There’s a quarterly meeting of Whitewater’s Police and Fire Commission scheduled for tonight. The agenda is available online.
One sees that on May 5th, this was the distribution of the agenda:
May 5, 2010 Emailed/mailed to PFC members
Faxed to the Whitewater Register for posting
Faxed to the Library for posting
Emailed to Channel 13 for posting
Emailed to City Clerk’s Office for posting on City Hall bulletin board
Posted on City of Whitewater Website (ci.whitewater.wi.us)
It’s too funny to describe something as “[f]axed to the Whitewater Register for posting.” Perhaps they stuck the notice on the bulletin board of the office that’s not in Whitewater anymore.
More important, of course, is who writes (and thus sets) the agenda. One can see from the .pdf document that the agenda was prepared in city hall; was it written there, too, by a bureaucrat rather than by a PFC member?
I don’t know. I do know that a PFC that acted as Wisconsin statutes require would be more than a lapdog or rubber stamp of a police chief, and would have members who would craft their own agenda items, and make it clear that they had. Nothing in this agenda makes that clear.
The meeting’s in that same, cramped space that’s comfortable only for insiders, and is uninviting for guests. It’s called the City Manager’s Conference Room, but it might just as well be the Insider Sekret Club Hous. A meeting like this, held quarterly, should be held each and every time in a large, spacious room, on the first floor of the building in which the meeting is held. If the Planning Commission and Common Council can meet in a room like that, so can the PFC.
Who’s responsibility is all this? If one reads the city’s website, this morning, one sees a proud declaration of all of City Manager, Kenin Brunner’s many responsibilities, including over the PFC.
Here’s a screen shot:
City Manager Department
The City Manager plans and directs the administration of the City to ensure that efficient municipal services are provided and are in line with Common Council objectives.
Administration department functions include: Liaison to the Common Council advising them on all significant matters and presenting all items which require Council action or approval. Directs, develops and implements appropriate budgeting, including capital improvements and administrative planning and control procedures.
Provides communications and public relations to the news media and people in the community through various communications media. Coordinates with other governmental agencies and represents the interests of the City in metropolitan, state, county, school district, and national activities as delegated by the City Council.
Responsible for effective recommendations in areas of policies, planning, administering community services, community development, public safety, administrative services, financial planning, and human resources. Works closely with each department to plan and coordinate activities to ensure effective service to the public and efficient conduct of all municipal affairs.
The City Manager oversees: City Clerk, Neighborhood Services Administrator, Finance Director, Park & Recreation Director, Public Works Director, The Community Development Authority, Police and Fire Commission, Library Board, and respectively oversees: Community Development Authority Director, Fire Chief, Police Chief, and the Library Director.

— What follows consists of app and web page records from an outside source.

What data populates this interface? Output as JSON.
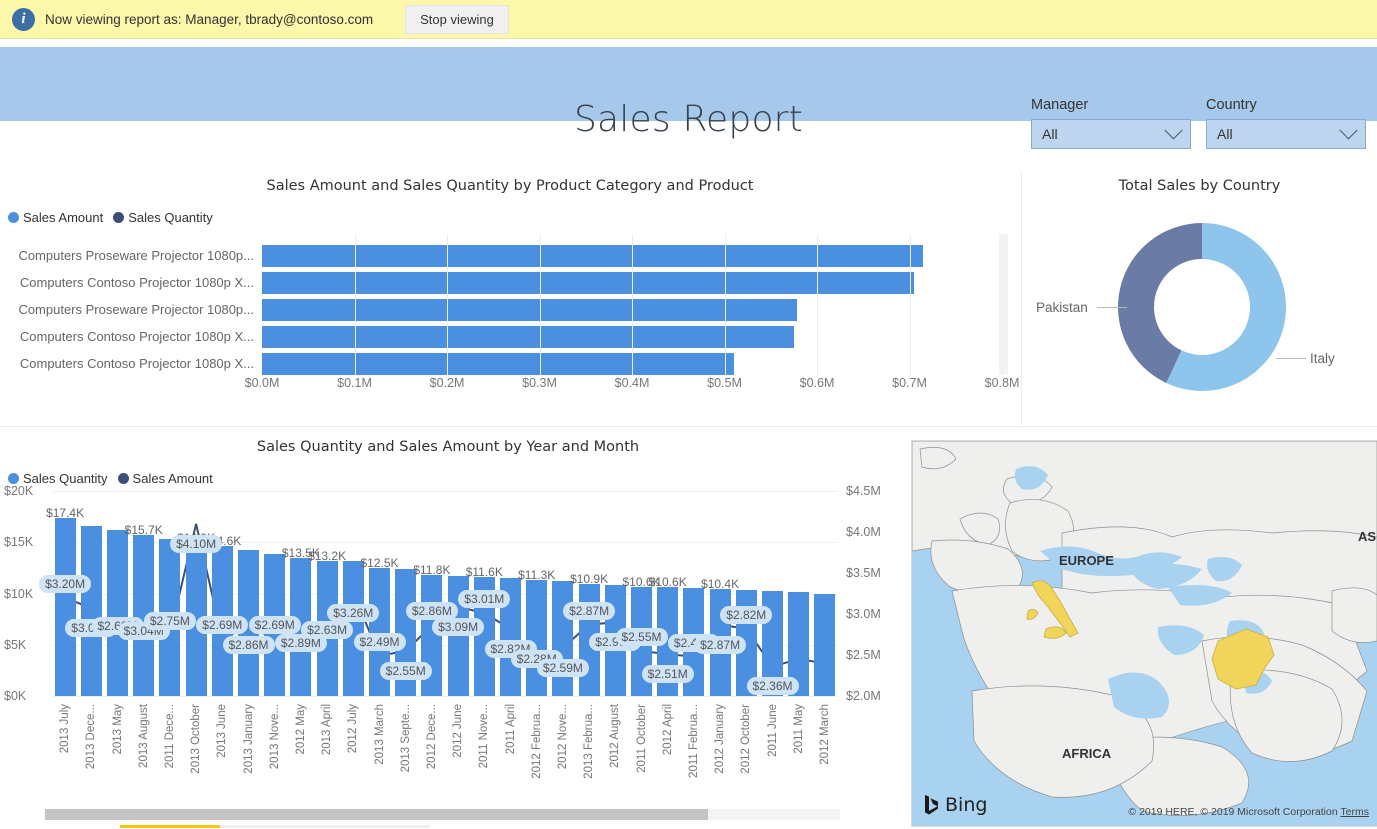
{
  "banner": {
    "icon": "info-icon",
    "message": "Now viewing report as: Manager, tbrady@contoso.com",
    "stop_button": "Stop viewing"
  },
  "header": {
    "title": "Sales Report",
    "background_color": "#a6c8ea",
    "slicers": [
      {
        "label": "Manager",
        "value": "All",
        "icon": "chevron-down-icon"
      },
      {
        "label": "Country",
        "value": "All",
        "icon": "chevron-down-icon"
      }
    ]
  },
  "colors": {
    "series_primary": "#4a8fe0",
    "series_secondary": "#3d4f78",
    "donut_italy": "#8ec5ec",
    "donut_pakistan": "#6a7ba5",
    "label_pill": "#cfe3f7",
    "map_highlight": "#f0d55a"
  },
  "chart_data": [
    {
      "id": "bar-chart",
      "type": "bar",
      "orientation": "horizontal",
      "title": "Sales Amount and Sales Quantity by Product Category and Product",
      "legend": [
        "Sales Amount",
        "Sales Quantity"
      ],
      "legend_position": "top-left",
      "xlabel": "",
      "ylabel": "",
      "categories": [
        "Computers Proseware Projector 1080p...",
        "Computers Contoso Projector 1080p X...",
        "Computers Proseware Projector 1080p...",
        "Computers Contoso Projector 1080p X...",
        "Computers Contoso Projector 1080p X..."
      ],
      "values": [
        0.715,
        0.705,
        0.578,
        0.575,
        0.51
      ],
      "value_unit": "millions USD",
      "xticks": [
        "$0.0M",
        "$0.1M",
        "$0.2M",
        "$0.3M",
        "$0.4M",
        "$0.5M",
        "$0.6M",
        "$0.7M",
        "$0.8M"
      ],
      "xlim": [
        0,
        0.8
      ],
      "grid": true
    },
    {
      "id": "donut-chart",
      "type": "pie",
      "title": "Total Sales by Country",
      "labels": [
        "Italy",
        "Pakistan"
      ],
      "values": [
        57,
        43
      ],
      "value_unit": "percent",
      "colors": [
        "#8ec5ec",
        "#6a7ba5"
      ],
      "legend_position": "callout-labels"
    },
    {
      "id": "combo-chart",
      "type": "bar",
      "title": "Sales Quantity and Sales Amount by Year and Month",
      "legend": [
        "Sales Quantity",
        "Sales Amount"
      ],
      "legend_position": "top-left",
      "ylabel": "",
      "y2label": "",
      "yticks": [
        "$0K",
        "$5K",
        "$10K",
        "$15K",
        "$20K"
      ],
      "ylim": [
        0,
        20
      ],
      "y2ticks": [
        "$2.0M",
        "$2.5M",
        "$3.0M",
        "$3.5M",
        "$4.0M",
        "$4.5M"
      ],
      "y2lim": [
        2.0,
        4.5
      ],
      "grid": true,
      "categories": [
        "2013 July",
        "2013 Dece...",
        "2013 May",
        "2013 August",
        "2011 Dece...",
        "2013 October",
        "2013 June",
        "2013 January",
        "2013 Nove...",
        "2012 May",
        "2013 April",
        "2012 July",
        "2013 March",
        "2013 Septe...",
        "2012 Dece...",
        "2012 June",
        "2011 Nove...",
        "2011 April",
        "2012 Februa...",
        "2012 Nove...",
        "2013 Februa...",
        "2012 August",
        "2011 October",
        "2012 April",
        "2011 Februa...",
        "2012 January",
        "2012 October",
        "2011 June",
        "2011 May",
        "2012 March"
      ],
      "series": [
        {
          "name": "Sales Quantity",
          "axis": "left",
          "unit": "thousands",
          "values": [
            17.4,
            16.6,
            16.2,
            15.7,
            15.3,
            14.9,
            14.6,
            14.2,
            13.9,
            13.5,
            13.2,
            13.2,
            12.5,
            12.4,
            11.8,
            11.7,
            11.6,
            11.5,
            11.3,
            11.2,
            10.9,
            10.8,
            10.6,
            10.6,
            10.5,
            10.4,
            10.3,
            10.2,
            10.1,
            10.0
          ],
          "labels": [
            "$17.4K",
            "",
            "",
            "$15.7K",
            "",
            "$14.9K",
            "$14.6K",
            "",
            "",
            "$13.5K",
            "$13.2K",
            "",
            "$12.5K",
            "",
            "$11.8K",
            "",
            "$11.6K",
            "",
            "$11.3K",
            "",
            "$10.9K",
            "",
            "$10.6K",
            "$10.6K",
            "",
            "$10.4K",
            "",
            "",
            "",
            ""
          ]
        },
        {
          "name": "Sales Amount",
          "axis": "right",
          "unit": "millions",
          "values": [
            3.2,
            3.07,
            2.68,
            3.04,
            2.75,
            4.1,
            2.69,
            2.86,
            2.69,
            2.89,
            2.63,
            3.26,
            2.49,
            2.55,
            2.86,
            3.09,
            3.01,
            2.82,
            2.28,
            2.59,
            2.87,
            2.9,
            2.55,
            2.51,
            2.48,
            2.87,
            2.82,
            2.36,
            2.45,
            2.4
          ],
          "labels": [
            "$3.20M",
            "$3.07M",
            "$2.68M",
            "$3.04M",
            "$2.75M",
            "$4.10M",
            "$2.69M",
            "$2.86M",
            "$2.69M",
            "$2.89M",
            "$2.63M",
            "$3.26M",
            "$2.49M",
            "$2.55M",
            "$2.86M",
            "$3.09M",
            "$3.01M",
            "$2.82M",
            "$2.28M",
            "$2.59M",
            "$2.87M",
            "$2.90M",
            "$2.55M",
            "$2.51M",
            "$2.48M",
            "$2.87M",
            "$2.82M",
            "$2.36M",
            "",
            ""
          ]
        }
      ]
    }
  ],
  "map": {
    "continent_labels": [
      "EUROPE",
      "AFRICA",
      "AS"
    ],
    "provider": "Bing",
    "attribution": "© 2019 HERE, © 2019 Microsoft Corporation",
    "terms_link": "Terms",
    "highlighted_countries": [
      "Italy",
      "Pakistan"
    ]
  }
}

That’s an impressive and exhaustive list. I’m just not sure what it means to say that the city manager oversees the police chief, the fire chief, as well as the Police and Fire Commission.
There are two way to consider the city manager’s oversight.
Perhaps it means, literally, that he stands on a step ladder, and looks down on the police chief, fire chief, or PFC from on high. If that’s what oversight means, then it’s possible that Kevin Brunner does oversee these officials and this commission that way. I’ve never heard that he does this, but it’s possible, I suppose.
If, instead, the list of powers and duties means that he has legal oversight over these groups, it’s false. False, as contrary to Wisconsin law. Our laws do not place authority over these groups in the hands of the city manager, and anyone able to read can see as much under Wisconsin’s statutes. See, Police and Fire Commission: Importance and Authority.
Either the city manager has served years and years ignorant of the laws of our state, or he simply writes what he wants on the city website, ignoring that there’s a world (and law) beyond the city limits.
As a practical matter, it’s even more risible to suggest that this city manager exercises oversight, unless that means defending every error and mistake others have made. Even our PFC (astoundingly by local ordinance rather than Wisconsin statute) has no oversight over the fire department!
Is there no one upon whom this city administration relies, in all the city, who can give a city manager with a poor grasp of the law a better understanding? No one? (Here I refer to more than the recourse of the blind leading the blind.)
If, though, he assumes this authority, however presumptuously, the least he could do is exercise it well. As it is, his supposed authority has done no good for the city, mired as we are in third-tier practices.
Tonight’s an organizational meeting of the PFC, and afterward there will be closed-session interviews for a part of the meeting time, and that’s not a date that I’d propose for the introduction of television. That time while come, though, meeting in and meeting out, surely and soon.